Supplied records.
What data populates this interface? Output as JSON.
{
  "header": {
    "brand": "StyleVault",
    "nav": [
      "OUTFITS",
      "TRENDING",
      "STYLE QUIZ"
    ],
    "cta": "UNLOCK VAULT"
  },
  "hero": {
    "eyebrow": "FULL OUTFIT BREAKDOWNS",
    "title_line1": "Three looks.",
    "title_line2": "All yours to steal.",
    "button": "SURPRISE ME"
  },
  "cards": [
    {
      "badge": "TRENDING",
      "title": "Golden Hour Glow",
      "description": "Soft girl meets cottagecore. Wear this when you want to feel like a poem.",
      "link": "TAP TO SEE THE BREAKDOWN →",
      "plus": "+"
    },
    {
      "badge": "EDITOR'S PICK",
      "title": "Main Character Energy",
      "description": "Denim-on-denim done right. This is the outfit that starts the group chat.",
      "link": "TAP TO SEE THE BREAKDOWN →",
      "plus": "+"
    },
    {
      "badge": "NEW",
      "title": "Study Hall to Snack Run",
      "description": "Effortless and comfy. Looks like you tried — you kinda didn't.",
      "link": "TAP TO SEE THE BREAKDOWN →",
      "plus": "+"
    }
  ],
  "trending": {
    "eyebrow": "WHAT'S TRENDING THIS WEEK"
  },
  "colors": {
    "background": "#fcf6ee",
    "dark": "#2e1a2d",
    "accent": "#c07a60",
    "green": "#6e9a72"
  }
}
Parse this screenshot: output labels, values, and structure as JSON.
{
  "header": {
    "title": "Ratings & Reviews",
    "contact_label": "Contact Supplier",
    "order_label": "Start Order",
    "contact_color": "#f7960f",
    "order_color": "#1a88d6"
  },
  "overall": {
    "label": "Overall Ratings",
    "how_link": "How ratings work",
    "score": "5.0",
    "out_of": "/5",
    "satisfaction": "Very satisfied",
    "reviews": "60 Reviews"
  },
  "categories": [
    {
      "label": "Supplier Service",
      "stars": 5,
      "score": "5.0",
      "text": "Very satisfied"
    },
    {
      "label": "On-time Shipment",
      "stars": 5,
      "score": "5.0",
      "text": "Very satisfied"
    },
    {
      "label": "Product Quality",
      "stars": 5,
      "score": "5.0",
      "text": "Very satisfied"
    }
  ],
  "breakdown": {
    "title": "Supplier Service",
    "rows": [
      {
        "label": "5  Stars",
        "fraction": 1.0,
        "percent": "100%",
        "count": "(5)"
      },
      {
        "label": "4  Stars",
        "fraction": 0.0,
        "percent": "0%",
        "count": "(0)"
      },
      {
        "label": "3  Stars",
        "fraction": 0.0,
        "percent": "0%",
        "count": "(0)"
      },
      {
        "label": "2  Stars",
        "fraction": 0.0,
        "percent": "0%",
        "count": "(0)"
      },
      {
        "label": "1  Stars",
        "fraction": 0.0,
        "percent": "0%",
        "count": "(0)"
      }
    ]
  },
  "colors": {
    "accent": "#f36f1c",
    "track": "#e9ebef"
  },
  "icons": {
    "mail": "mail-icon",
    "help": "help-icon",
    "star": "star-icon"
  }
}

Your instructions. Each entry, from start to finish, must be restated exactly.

Solution to the exercise.
What data populates this interface? Output as JSON.
{
  "header": {
    "brand": "StyleVault",
    "nav": [
      "OUTFITS",
      "TRENDING",
      "STYLE QUIZ"
    ],
    "cta": "UNLOCK VAULT"
  },
  "hero": {
    "eyebrow": "FULL OUTFIT BREAKDOWNS",
    "title_line1": "Three looks.",
    "title_line2": "All yours to steal.",
    "button": "SURPRISE ME"
  },
  "cards": [
    {
      "badge": "TRENDING",
      "title": "Golden Hour Glow",
      "description": "Soft girl meets cottagecore. Wear this when you want to feel like a poem.",
      "link": "TAP TO SEE THE BREAKDOWN →",
      "plus": "+"
    },
    {
      "badge": "EDITOR'S PICK",
      "title": "Main Character Energy",
      "description": "Denim-on-denim done right. This is the outfit that starts the group chat.",
      "link": "TAP TO SEE THE BREAKDOWN →",
      "plus": "+"
    },
    {
      "badge": "NEW",
      "title": "Study Hall to Snack Run",
      "description": "Effortless and comfy. Looks like you tried — you kinda didn't.",
      "link": "TAP TO SEE THE BREAKDOWN →",
      "plus": "+"
    }
  ],
  "trending": {
    "eyebrow": "WHAT'S TRENDING THIS WEEK"
  },
  "colors": {
    "background": "#fcf6ee",
    "dark": "#2e1a2d",
    "accent": "#c07a60",
    "green": "#6e9a72"
  }
}
Parse this screenshot: output labels, values, and structure as JSON.
{
  "header": {
    "title": "Ratings & Reviews",
    "contact_label": "Contact Supplier",
    "order_label": "Start Order",
    "contact_color": "#f7960f",
    "order_color": "#1a88d6"
  },
  "overall": {
    "label": "Overall Ratings",
    "how_link": "How ratings work",
    "score": "5.0",
    "out_of": "/5",
    "satisfaction": "Very satisfied",
    "reviews": "60 Reviews"
  },
  "categories": [
    {
      "label": "Supplier Service",
      "stars": 5,
      "score": "5.0",
      "text": "Very satisfied"
    },
    {
      "label": "On-time Shipment",
      "stars": 5,
      "score": "5.0",
      "text": "Very satisfied"
    },
    {
      "label": "Product Quality",
      "stars": 5,
      "score": "5.0",
      "text": "Very satisfied"
    }
  ],
  "breakdown": {
    "title": "Supplier Service",
    "rows": [
      {
        "label": "5  Stars",
        "fraction": 1.0,
        "percent": "100%",
        "count": "(5)"
      },
      {
        "label": "4  Stars",
        "fraction": 0.0,
        "percent": "0%",
        "count": "(0)"
      },
      {
        "label": "3  Stars",
        "fraction": 0.0,
        "percent": "0%",
        "count": "(0)"
      },
      {
        "label": "2  Stars",
        "fraction": 0.0,
        "percent": "0%",
        "count": "(0)"
      },
      {
        "label": "1  Stars",
        "fraction": 0.0,
        "percent": "0%",
        "count": "(0)"
      }
    ]
  },
  "colors": {
    "accent": "#f36f1c",
    "track": "#e9ebef"
  },
  "icons": {
    "mail": "mail-icon",
    "help": "help-icon",
    "star": "star-icon"
  }
}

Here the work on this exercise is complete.